2020 Theses Doctoral
Data-Driven Quickest Change Detection
The quickest change detection (QCD) problem is to detect abrupt changes in a sensing environment as quickly as possible in real time while limiting the risk of false alarm. Statistical inference about the monitored stochastic process is performed through observations acquired sequentially over time. After each observation, QCD algorithm either stops and declares a change or continues to have a further observation in the next time interval. There is an inherent tradeoff between speed and accuracy in the decision making process. The design goal is to optimally balance the average detection delay and the false alarm rate to have a timely and accurate response to abrupt changes.
The objective of this thesis is to investigate effective and scalable QCD approaches for real-world data streams. The classical QCD framework is model-based, that is, statistical data model is assumed to be known for both the pre- and post-change cases. However, real-world data often exhibit significant challenges for data modeling such as high dimensionality, complex multivariate nature, lack of parametric models, unknown post-change (e.g., attack or anomaly) patterns, and complex temporal correlation. Further, in some cases, data is privacy-sensitive and distributed over a system, and it is not fully available to QCD algorithm. This thesis addresses these challenges and proposes novel data-driven QCD approaches that are robust to data model mismatch and hence widely applicable to a variety of practical settings.
In Chapter 2, online cyber-attack detection in the smart power grid is formulated as a partially observable Markov decision process (POMDP) problem based on the QCD framework. A universal robust online cyber-attack detection algorithm is proposed using the model-free reinforcement learning (RL) for POMDPs. In Chapter 3, online anomaly detection for big data streams is studied where the nominal (i.e., pre-change) and anomalous (i.e., post-change) high-dimensional statistical data models are unknown. A data-driven solution approach is proposed, where firstly a set of useful univariate summary statistics is computed from a nominal dataset in an offline phase and next, online summary statistics are evaluated for a persistent deviation from the nominal statistics.

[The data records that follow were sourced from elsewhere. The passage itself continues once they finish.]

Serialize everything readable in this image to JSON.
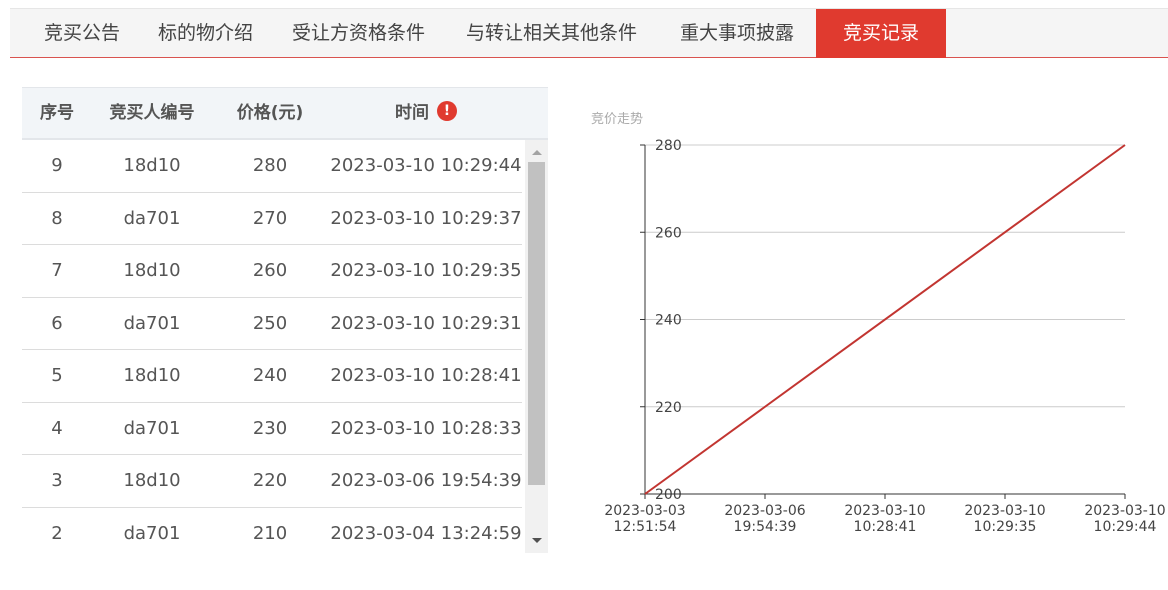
{
  "tabs": [
    {
      "label": "竞买公告"
    },
    {
      "label": "标的物介绍"
    },
    {
      "label": "受让方资格条件"
    },
    {
      "label": "与转让相关其他条件"
    },
    {
      "label": "重大事项披露"
    },
    {
      "label": "竞买记录",
      "active": true
    }
  ],
  "table": {
    "headers": [
      "序号",
      "竞买人编号",
      "价格(元)",
      "时间"
    ],
    "info_icon": "!",
    "rows": [
      [
        "9",
        "18d10",
        "280",
        "2023-03-10 10:29:44"
      ],
      [
        "8",
        "da701",
        "270",
        "2023-03-10 10:29:37"
      ],
      [
        "7",
        "18d10",
        "260",
        "2023-03-10 10:29:35"
      ],
      [
        "6",
        "da701",
        "250",
        "2023-03-10 10:29:31"
      ],
      [
        "5",
        "18d10",
        "240",
        "2023-03-10 10:28:41"
      ],
      [
        "4",
        "da701",
        "230",
        "2023-03-10 10:28:33"
      ],
      [
        "3",
        "18d10",
        "220",
        "2023-03-06 19:54:39"
      ],
      [
        "2",
        "da701",
        "210",
        "2023-03-04 13:24:59"
      ]
    ]
  },
  "chart_data": {
    "type": "line",
    "title": "竞价走势",
    "color": "#c23531",
    "ylim": [
      200,
      280
    ],
    "y_ticks": [
      200,
      220,
      240,
      260,
      280
    ],
    "x_ticks": [
      [
        "2023-03-03",
        "12:51:54"
      ],
      [
        "2023-03-06",
        "19:54:39"
      ],
      [
        "2023-03-10",
        "10:28:41"
      ],
      [
        "2023-03-10",
        "10:29:35"
      ],
      [
        "2023-03-10",
        "10:29:44"
      ]
    ],
    "series": [
      {
        "x": [
          "2023-03-03 12:51:54",
          "2023-03-10 10:29:44"
        ],
        "values": [
          200,
          280
        ]
      }
    ],
    "grid": true
  }
}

In Chapter 4, a generic data-driven QCD procedure is proposed, called DeepQCD, that learns the change detection rule directly from the observed raw data via deep recurrent neural networks. With sufficient amount of training data including both pre- and post-change samples, DeepQCD can effectively learn the change detection rule for all complex, high-dimensional, and temporally correlated data streams. Finally, in Chapter 5, online privacy-preserving anomaly detection is studied in a setting where the data is distributed over a network and locally sensitive to each node, and its statistical model is unknown. A data-driven differentially private distributed detection scheme is proposed, which infers network-wide anomalies based on the perturbed and encrypted statistics received from nodes. Furthermore, analytical privacy-security tradeoff in the network-wide anomaly detection problem is investigated.

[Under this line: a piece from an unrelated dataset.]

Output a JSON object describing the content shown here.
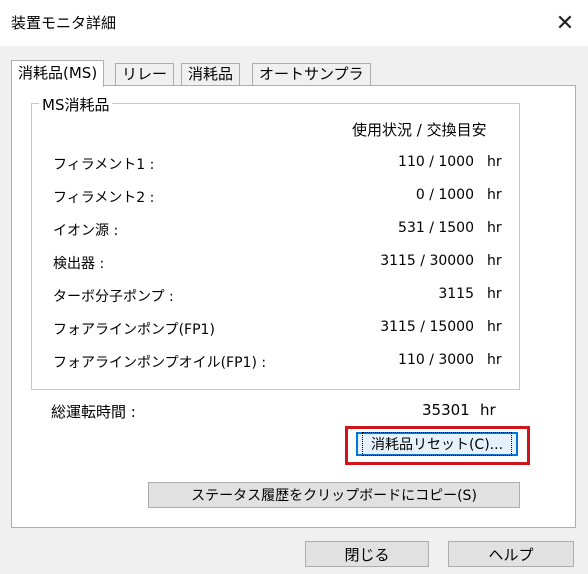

- Kurt_columbia_0054D_15905.pdf application/pdf 2.12 MB Download File
More About This Work
- Academic Units
- Electrical Engineering
- Thesis Advisors
- Wang, Xiaodong
- Ph.D., Columbia University
- Published Here
- June 24, 2020